Saturday, January 02, 2010

Security Challenges for 2010 (and beyond)

Based on history and experience, security challenges in 2010 will not diminish – in fact, they will probably grow. Here is my forecast:

1. The economy will continue to play a big part as related to security challenges. As (or if) the economy strengthens, business will focus on regaining that which was lost (sales, market share, profitability, etc.) and will tend to ignore (or at least overlook) maintaining what it still has. This means that security and loss prevention issues will probably remain overlooked until and unless specific and serious problems arise.

2. Strong security leadership will continue to erode. Security executives will be so busy focusing on keeping their jobs and covering their posteriors (the two go hand-in-hand) that they will continue to overlook doing what is really necessary to protect the organizations they serve. Political correctness will abound, usually at the expense of truly good security.

3. Because security is still viewed in many organizations as a necessary evil rather than as a necessary business partner, security functions will remain relegated to lower-level importance and responsibility. This, coupled with #2 above (the erosion of strong security leadership) will continue the seemingly-endless cycle.

4. Because of all of the above, it will be difficult to develop the next generation of competent security leadership. When employees see the difficulties and roadblocks faced by their executives, there is little incentive to aspire to those positions.
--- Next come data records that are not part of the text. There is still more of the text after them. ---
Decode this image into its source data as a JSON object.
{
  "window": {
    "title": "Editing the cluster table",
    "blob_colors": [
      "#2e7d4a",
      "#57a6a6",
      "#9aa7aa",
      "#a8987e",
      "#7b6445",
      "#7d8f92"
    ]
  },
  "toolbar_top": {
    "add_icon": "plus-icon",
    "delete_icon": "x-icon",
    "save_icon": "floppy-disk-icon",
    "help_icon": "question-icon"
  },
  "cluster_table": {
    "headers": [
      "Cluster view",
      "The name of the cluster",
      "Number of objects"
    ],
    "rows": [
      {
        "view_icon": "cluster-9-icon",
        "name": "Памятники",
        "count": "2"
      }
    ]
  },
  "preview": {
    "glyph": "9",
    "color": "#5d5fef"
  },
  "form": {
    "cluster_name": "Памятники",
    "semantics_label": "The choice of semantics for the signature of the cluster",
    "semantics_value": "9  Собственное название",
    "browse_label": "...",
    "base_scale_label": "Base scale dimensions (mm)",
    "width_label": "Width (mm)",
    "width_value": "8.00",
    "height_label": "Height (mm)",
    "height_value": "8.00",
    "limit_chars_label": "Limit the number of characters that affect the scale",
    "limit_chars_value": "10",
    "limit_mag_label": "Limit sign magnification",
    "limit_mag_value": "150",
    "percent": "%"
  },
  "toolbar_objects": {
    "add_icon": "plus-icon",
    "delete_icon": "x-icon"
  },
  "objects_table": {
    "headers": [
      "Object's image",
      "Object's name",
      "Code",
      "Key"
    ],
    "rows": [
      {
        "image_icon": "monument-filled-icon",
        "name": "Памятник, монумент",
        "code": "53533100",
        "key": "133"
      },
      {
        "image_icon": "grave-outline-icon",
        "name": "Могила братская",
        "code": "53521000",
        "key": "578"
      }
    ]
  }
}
So is the future, beginning in 2010, totally bleak? No. These are predictions, not unchangeable destiny. We as both an industry and individual practitioners/professionals must continue to clearly demonstrate and promote the value of our service. We need the few remaining strong leaders to sound the trumpets and beat the drums to show corporate executives that security is part of the fabric that keeps organizations together, healthy and prosperous. We must continue to prove that protecting assets is as important as generating new sales. In short, we must convince our bosses that security is an important, vital and integral part of every business.
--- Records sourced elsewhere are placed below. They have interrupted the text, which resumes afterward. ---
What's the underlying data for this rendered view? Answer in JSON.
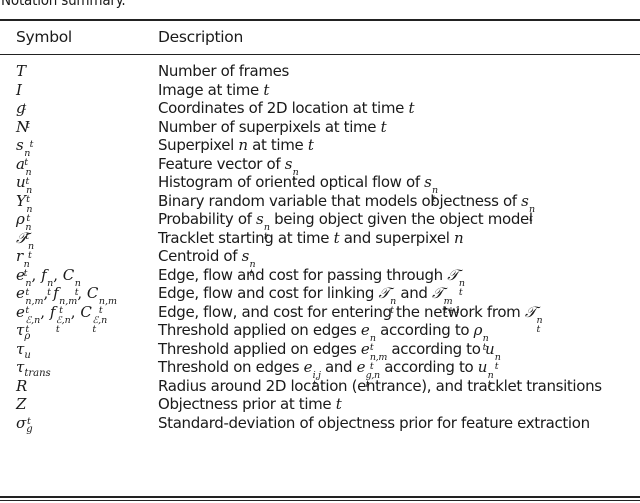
{
  "caption": "Notation summary.",
  "table": {
    "headers": {
      "symbol": "Symbol",
      "description": "Description"
    },
    "rows": [
      {
        "symbol": [
          [
            "i",
            "T"
          ]
        ],
        "description": [
          [
            "t",
            "Number of frames"
          ]
        ]
      },
      {
        "symbol": [
          [
            "i",
            "I"
          ],
          [
            "ss",
            "",
            "t"
          ]
        ],
        "description": [
          [
            "t",
            "Image at time "
          ],
          [
            "i",
            "t"
          ]
        ]
      },
      {
        "symbol": [
          [
            "i",
            "g"
          ],
          [
            "ss",
            "",
            "t"
          ]
        ],
        "description": [
          [
            "t",
            "Coordinates of 2D location at time "
          ],
          [
            "i",
            "t"
          ]
        ]
      },
      {
        "symbol": [
          [
            "i",
            "N"
          ],
          [
            "ss",
            "",
            "t"
          ]
        ],
        "description": [
          [
            "t",
            "Number of superpixels at time "
          ],
          [
            "i",
            "t"
          ]
        ]
      },
      {
        "symbol": [
          [
            "i",
            "s"
          ],
          [
            "ss",
            "n",
            "t"
          ]
        ],
        "description": [
          [
            "t",
            "Superpixel "
          ],
          [
            "i",
            "n"
          ],
          [
            "t",
            " at time "
          ],
          [
            "i",
            "t"
          ]
        ]
      },
      {
        "symbol": [
          [
            "i",
            "a"
          ],
          [
            "ss",
            "n",
            "t"
          ]
        ],
        "description": [
          [
            "t",
            "Feature vector of "
          ],
          [
            "i",
            "s"
          ],
          [
            "ss",
            "n",
            "t"
          ]
        ]
      },
      {
        "symbol": [
          [
            "i",
            "u"
          ],
          [
            "ss",
            "n",
            "t"
          ]
        ],
        "description": [
          [
            "t",
            "Histogram of oriented optical flow of "
          ],
          [
            "i",
            "s"
          ],
          [
            "ss",
            "n",
            "t"
          ]
        ]
      },
      {
        "symbol": [
          [
            "i",
            "Y"
          ],
          [
            "ss",
            "n",
            "t"
          ]
        ],
        "description": [
          [
            "t",
            "Binary random variable that models objectness of "
          ],
          [
            "i",
            "s"
          ],
          [
            "ss",
            "n",
            "t"
          ]
        ]
      },
      {
        "symbol": [
          [
            "i",
            "ρ"
          ],
          [
            "ss",
            "n",
            "t"
          ]
        ],
        "description": [
          [
            "t",
            "Probability of "
          ],
          [
            "i",
            "s"
          ],
          [
            "ss",
            "n",
            "t"
          ],
          [
            "t",
            " being object given the object model"
          ]
        ]
      },
      {
        "symbol": [
          [
            "i",
            "𝒯"
          ],
          [
            "ss",
            "n",
            "t"
          ]
        ],
        "description": [
          [
            "t",
            "Tracklet starting at time "
          ],
          [
            "i",
            "t"
          ],
          [
            "t",
            " and superpixel "
          ],
          [
            "i",
            "n"
          ]
        ]
      },
      {
        "symbol": [
          [
            "i",
            "r"
          ],
          [
            "ss",
            "n",
            "t"
          ]
        ],
        "description": [
          [
            "t",
            "Centroid of "
          ],
          [
            "i",
            "s"
          ],
          [
            "ss",
            "n",
            "t"
          ]
        ]
      },
      {
        "symbol": [
          [
            "i",
            "e"
          ],
          [
            "ss",
            "n",
            "t"
          ],
          [
            "t",
            ", "
          ],
          [
            "i",
            "f"
          ],
          [
            "ss",
            "n",
            "t"
          ],
          [
            "t",
            ", "
          ],
          [
            "i",
            "C"
          ],
          [
            "ss",
            "n",
            "t"
          ]
        ],
        "description": [
          [
            "t",
            "Edge, flow and cost for passing through "
          ],
          [
            "i",
            "𝒯"
          ],
          [
            "ss",
            "n",
            "t"
          ]
        ]
      },
      {
        "symbol": [
          [
            "i",
            "e"
          ],
          [
            "ss",
            "n,m",
            "t"
          ],
          [
            "t",
            ", "
          ],
          [
            "i",
            "f"
          ],
          [
            "ss",
            "n,m",
            "t"
          ],
          [
            "t",
            ", "
          ],
          [
            "i",
            "C"
          ],
          [
            "ss",
            "n,m",
            "t"
          ]
        ],
        "description": [
          [
            "t",
            "Edge, flow and cost for linking "
          ],
          [
            "i",
            "𝒯"
          ],
          [
            "ss",
            "n",
            "t"
          ],
          [
            "t",
            " and "
          ],
          [
            "i",
            "𝒯"
          ],
          [
            "ss",
            "m",
            "t+1"
          ]
        ]
      },
      {
        "symbol": [
          [
            "i",
            "e"
          ],
          [
            "ss",
            "ℰ,n",
            "t"
          ],
          [
            "t",
            ", "
          ],
          [
            "i",
            "f"
          ],
          [
            "ss",
            "ℰ,n",
            "t"
          ],
          [
            "t",
            ", "
          ],
          [
            "i",
            "C"
          ],
          [
            "ss",
            "ℰ,n",
            "t"
          ]
        ],
        "description": [
          [
            "t",
            "Edge, flow, and cost for entering the network from "
          ],
          [
            "i",
            "𝒯"
          ],
          [
            "ss",
            "n",
            "t"
          ]
        ]
      },
      {
        "symbol": [
          [
            "i",
            "τ"
          ],
          [
            "sub",
            "ρ"
          ]
        ],
        "description": [
          [
            "t",
            "Threshold applied on edges "
          ],
          [
            "i",
            "e"
          ],
          [
            "ss",
            "n",
            "t"
          ],
          [
            "t",
            " according to "
          ],
          [
            "i",
            "ρ"
          ],
          [
            "ss",
            "n",
            "t"
          ]
        ]
      },
      {
        "symbol": [
          [
            "i",
            "τ"
          ],
          [
            "sub",
            "u"
          ]
        ],
        "description": [
          [
            "t",
            "Threshold applied on edges "
          ],
          [
            "i",
            "e"
          ],
          [
            "ss",
            "n,m",
            "t"
          ],
          [
            "t",
            " according to "
          ],
          [
            "i",
            "u"
          ],
          [
            "ss",
            "n",
            "t"
          ]
        ]
      },
      {
        "symbol": [
          [
            "i",
            "τ"
          ],
          [
            "sub",
            "trans"
          ]
        ],
        "description": [
          [
            "t",
            "Threshold on edges "
          ],
          [
            "i",
            "e"
          ],
          [
            "ss",
            "i,j",
            "t"
          ],
          [
            "t",
            " and "
          ],
          [
            "i",
            "e"
          ],
          [
            "ss",
            "g,n",
            "t"
          ],
          [
            "t",
            " according to "
          ],
          [
            "i",
            "u"
          ],
          [
            "ss",
            "n",
            "t"
          ]
        ]
      },
      {
        "symbol": [
          [
            "i",
            "R"
          ]
        ],
        "description": [
          [
            "t",
            "Radius around 2D location (entrance), and tracklet transitions"
          ]
        ]
      },
      {
        "symbol": [
          [
            "i",
            "Z"
          ],
          [
            "ss",
            "",
            "t"
          ]
        ],
        "description": [
          [
            "t",
            "Objectness prior at time "
          ],
          [
            "i",
            "t"
          ]
        ]
      },
      {
        "symbol": [
          [
            "i",
            "σ"
          ],
          [
            "sub",
            "g"
          ]
        ],
        "description": [
          [
            "t",
            "Standard-deviation of objectness prior for feature extraction"
          ]
        ]
      }
    ]
  }
}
The fate of security rests in our own hands. If we practitioners fail in the primary task of the self-promotion of ourselves and our industry, we have no one but ourselves to blame when my predictions become self-fulfilling prophecy.